While I was busy growing up, the US Army Corps of Engineers was building a nuclear powered research center 800 miles from the North Pole in Greenland. In this climatically hostile environment which features a mean temperature of minus ten degrees F and has recorded temperatures of minus 70 degrees and 125 mph wind, they built an underground city powered by a portable nuclear reactor. The project cost $7,920,000 which included the cost of the portable nuclear power plant, $5,700,000. It was built mostly out of snow! They named it Camp Century.
They built trenches and placed prefab wood work buildings and living quarters in the snow tunnels. At one time 200 people lived here. They melted the snow with steam to provide water. But the tunnels required almost constant maintenance to combat the snow deformation. Since it was built on an ice sheet it was impossible to keep it maintained. It was called a research center but it doubled as a top-secret site for testing nuclear missiles during the height of the Cold War. It was a test base to see whether launch sites could be built close enough for missiles to reach the Soviet Union. Project Iceworm was the code name for the top-secret program. At the time, Greenland was an autonomous country within the Danish Realm. Permission was sought and obtained for the research center but the details of the missile base project were secret.
Although the icecap appeared on the surface to be hard and immobile, snow and ice slowly deform over time depending on temperature and density. This eventually led to the collapse of the tunnels. By 1962 the ceiling in the reactor room had dropped 5 feet so the reactor was decommissioned. The camp was abandoned in 1966. Even though the portable reactor was removed the 47,078 gallons of radioactive waste was abandoned under the ice. The assumption was that the radioactive waste would be entombed forever. It was about 39 feet under the ice at the time and with the accumulating snow and ice, it is approximately 114 feet under the ice cap today.

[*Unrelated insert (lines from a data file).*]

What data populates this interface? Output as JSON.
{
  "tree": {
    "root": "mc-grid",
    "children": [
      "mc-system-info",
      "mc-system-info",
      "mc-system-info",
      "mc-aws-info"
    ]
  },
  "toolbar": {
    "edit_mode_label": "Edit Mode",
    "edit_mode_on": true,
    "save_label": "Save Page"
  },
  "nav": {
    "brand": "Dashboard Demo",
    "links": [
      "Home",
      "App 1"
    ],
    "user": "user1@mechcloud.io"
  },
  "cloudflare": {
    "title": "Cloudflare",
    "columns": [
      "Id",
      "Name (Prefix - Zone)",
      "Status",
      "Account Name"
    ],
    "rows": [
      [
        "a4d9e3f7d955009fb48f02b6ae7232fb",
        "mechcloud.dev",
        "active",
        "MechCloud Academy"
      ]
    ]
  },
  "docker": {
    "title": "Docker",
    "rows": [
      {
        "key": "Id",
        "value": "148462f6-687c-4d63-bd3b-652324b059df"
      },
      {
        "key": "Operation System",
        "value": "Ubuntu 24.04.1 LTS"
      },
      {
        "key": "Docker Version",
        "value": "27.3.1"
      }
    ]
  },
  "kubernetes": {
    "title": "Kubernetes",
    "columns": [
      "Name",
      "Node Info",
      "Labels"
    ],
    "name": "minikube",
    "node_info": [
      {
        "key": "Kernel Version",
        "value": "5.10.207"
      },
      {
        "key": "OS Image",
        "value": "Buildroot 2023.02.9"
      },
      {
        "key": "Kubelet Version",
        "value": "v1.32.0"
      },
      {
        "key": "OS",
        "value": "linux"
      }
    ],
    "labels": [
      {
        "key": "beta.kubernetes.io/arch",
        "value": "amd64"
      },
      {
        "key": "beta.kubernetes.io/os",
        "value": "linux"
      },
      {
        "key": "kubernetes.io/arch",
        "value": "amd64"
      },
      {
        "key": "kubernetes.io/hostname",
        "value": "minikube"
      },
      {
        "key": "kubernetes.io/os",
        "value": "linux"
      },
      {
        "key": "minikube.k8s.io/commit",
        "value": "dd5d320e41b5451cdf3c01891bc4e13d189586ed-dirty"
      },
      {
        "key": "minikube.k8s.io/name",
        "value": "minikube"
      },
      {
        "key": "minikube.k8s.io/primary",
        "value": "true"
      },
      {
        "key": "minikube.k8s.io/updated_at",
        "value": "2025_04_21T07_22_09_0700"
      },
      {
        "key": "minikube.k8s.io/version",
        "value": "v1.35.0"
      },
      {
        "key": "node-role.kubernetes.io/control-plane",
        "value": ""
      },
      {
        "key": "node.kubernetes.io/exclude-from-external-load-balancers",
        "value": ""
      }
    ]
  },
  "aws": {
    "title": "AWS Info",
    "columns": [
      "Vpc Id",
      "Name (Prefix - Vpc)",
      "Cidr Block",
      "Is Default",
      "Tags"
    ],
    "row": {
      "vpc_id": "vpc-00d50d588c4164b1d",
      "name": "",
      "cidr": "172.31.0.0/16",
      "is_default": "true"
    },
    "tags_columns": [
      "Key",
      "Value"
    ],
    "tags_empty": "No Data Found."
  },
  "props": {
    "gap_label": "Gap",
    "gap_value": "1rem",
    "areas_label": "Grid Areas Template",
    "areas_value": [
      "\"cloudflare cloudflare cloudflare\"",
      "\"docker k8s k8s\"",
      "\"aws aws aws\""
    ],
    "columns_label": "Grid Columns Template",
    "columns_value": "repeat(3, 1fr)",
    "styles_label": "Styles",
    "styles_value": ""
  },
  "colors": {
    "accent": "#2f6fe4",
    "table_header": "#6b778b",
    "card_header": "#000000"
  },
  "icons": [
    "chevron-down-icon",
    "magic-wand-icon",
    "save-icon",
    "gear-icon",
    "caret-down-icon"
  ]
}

However, a new study published in Geophysical Research Letters says that this waste could emerge by the end of this century into an environmental and political headache. The icecap is melting and at a much faster rate than has been predicted. Radioactive waste was not only the hazardous material abandoned under the ice cap in 1966. USA Today carried a story about this report in August, 2016. It is a very interesting story of how our country conducted operations in this time period. If you would like to read more, go to www.gambassa.trpod.com/scienceleadstheway and read the article on Camp Century by Frank Leskovitz. This is an incredible story.